Ginger comes from the roots of the Zingiber plant, and it is mostly used as a spice in food preparations, but has various medicinal values. Apart from aiding in weight loss, ginger can serve as a detoxifying cleanser and help stop nausea and vomiting. Ginger is a proven natural appetite suppressant, which causes a person to feel ‘full’ after the intake of only small quantities of food.
Cinnamon forms the inner layer of bark of some trees belonging to the genus Cinnamomum. Cinnamon is beneficial to diabetics and helps control blood sugar. It is also a weight-reducer and can help keep your body thin. Research at the Human Nutrition Research Center at the United States Department of Agriculture, which is published in the Journal of Agricultural and Food Chemistry, showed that adding cinnamon to foods can increase sugar metabolism rates by up to 20-times. However, when it is used to reduce weight, cinnamon must be taken judiciously, for it can lead to liver damage.

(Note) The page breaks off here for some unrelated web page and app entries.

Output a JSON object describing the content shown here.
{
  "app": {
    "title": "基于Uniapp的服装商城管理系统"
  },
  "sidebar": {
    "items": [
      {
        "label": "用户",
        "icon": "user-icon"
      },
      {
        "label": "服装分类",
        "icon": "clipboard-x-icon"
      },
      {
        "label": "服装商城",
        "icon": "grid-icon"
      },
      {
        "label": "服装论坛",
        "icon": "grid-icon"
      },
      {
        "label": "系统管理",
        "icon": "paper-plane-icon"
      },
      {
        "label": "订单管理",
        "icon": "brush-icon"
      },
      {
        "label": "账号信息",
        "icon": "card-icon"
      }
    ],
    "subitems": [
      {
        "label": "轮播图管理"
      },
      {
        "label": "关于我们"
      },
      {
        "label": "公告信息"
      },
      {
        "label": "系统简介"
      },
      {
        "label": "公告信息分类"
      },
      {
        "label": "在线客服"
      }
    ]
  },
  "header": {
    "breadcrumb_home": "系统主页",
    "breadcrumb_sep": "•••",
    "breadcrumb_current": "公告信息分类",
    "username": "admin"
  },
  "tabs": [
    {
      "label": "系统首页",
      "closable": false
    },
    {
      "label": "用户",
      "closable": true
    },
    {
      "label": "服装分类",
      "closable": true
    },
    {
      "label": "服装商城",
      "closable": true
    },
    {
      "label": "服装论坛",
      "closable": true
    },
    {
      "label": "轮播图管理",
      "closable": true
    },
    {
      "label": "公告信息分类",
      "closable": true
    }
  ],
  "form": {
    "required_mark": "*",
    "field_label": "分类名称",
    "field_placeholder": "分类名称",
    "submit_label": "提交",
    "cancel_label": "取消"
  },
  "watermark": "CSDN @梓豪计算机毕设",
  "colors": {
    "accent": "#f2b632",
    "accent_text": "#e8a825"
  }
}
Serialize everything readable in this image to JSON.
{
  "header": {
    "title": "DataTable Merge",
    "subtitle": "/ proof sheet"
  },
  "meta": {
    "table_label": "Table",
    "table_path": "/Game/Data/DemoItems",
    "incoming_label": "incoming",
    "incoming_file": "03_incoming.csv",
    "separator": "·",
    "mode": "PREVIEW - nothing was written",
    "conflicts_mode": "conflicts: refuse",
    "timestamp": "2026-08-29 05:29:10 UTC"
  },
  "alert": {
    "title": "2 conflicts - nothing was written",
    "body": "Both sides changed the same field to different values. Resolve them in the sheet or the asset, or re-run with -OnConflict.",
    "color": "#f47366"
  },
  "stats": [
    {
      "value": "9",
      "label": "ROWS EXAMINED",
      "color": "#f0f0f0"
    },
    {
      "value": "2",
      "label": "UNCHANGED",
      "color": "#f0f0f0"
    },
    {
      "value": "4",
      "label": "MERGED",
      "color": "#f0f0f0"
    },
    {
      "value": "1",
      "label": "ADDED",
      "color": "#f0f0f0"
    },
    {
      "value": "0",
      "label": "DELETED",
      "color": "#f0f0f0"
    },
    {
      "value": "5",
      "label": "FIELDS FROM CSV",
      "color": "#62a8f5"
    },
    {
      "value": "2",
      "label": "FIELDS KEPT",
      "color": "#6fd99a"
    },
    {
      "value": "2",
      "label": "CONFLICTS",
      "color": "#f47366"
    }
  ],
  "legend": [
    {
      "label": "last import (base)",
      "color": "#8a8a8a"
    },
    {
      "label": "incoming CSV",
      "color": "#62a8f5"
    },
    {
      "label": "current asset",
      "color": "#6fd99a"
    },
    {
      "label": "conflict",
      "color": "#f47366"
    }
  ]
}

The seeds of the mustard plant are used as a spice across the world. It has a low-calorie content and can help burn fat in the body. A study by England’s Oxford Polytechnic Institute informs that ingesting a teaspoon of mustard can increase one’s body metabolism rates by over 20% for a few hours after consumption.
Cumin ‘seed’ is the dried fruit of a plant that belongs to the parsley family. Cumin works in the body by enhancing the digestive system process, efficiently absorbing all the vital nutrients, and getting rid of wastes. Due to this, there is no buildup of fat storage in the body.
These various ‘weight loss’ herbs can be incorporated into your everyday diet as natural supplements for weight loss and healthy weight maintenance. However, it is advised to talk to your healthcare provider before making significant alterations to your diet for your weight loss goals.
Metabolic effects of spices, teas, and caffeine. Westerterp-Plantenga M, Diepvens K, Joosen AM, Bérubé-Parent S, Tremblay A. Physiol Behav. 2006 Aug 30; 89(1):85-91. Epub 2006 Mar 30.
Biochemical Pharmacology December 1, 2012; 84(11):1501-10.
Obesity and thermogenesis related to the consumption of caffeine, ephedrine, capsaicin, and green tea. Diepvens K, Westerterp KR, Westerterp-Plantenga MS. Am J Physiol Regul Integr Comp Physiol. 2007 Jan; 292(1):R77-85. Epub 2006 Jul 13.
http://articles.mercola.com/sites/articles/archive/2012/11/26/herbs-and-spices.aspx (accessed on 10/29/2014)
Helpful Peer-Reviewed Medical Articles:
Westerterp-Plantenga, M., Diepvens, K., Joosen, A. M., Bérubé-Parent, S., & Tremblay, A. (2006). Metabolic effects of spices, teas, and caffeine. Physiology & Behavior, 89(1), 85-91.
Papadaki, A., Linardakis, M., Plada, M., Larsen, T. M., Van-Baak, M. A., Lindroos, A. K., ... & Holst, C. (2013). A multicentre weight loss study using a low-calorie diet over 8 weeks: regional differences in efficacy across eight European cities.
Mattes, R. D. (2012). Spices and energy balance. Physiology & behavior, 107(4), 584-590.
Kelble, A. (2005). Spices and type 2 diabetes. Nutrition & Food Science, 35(2), 81-87.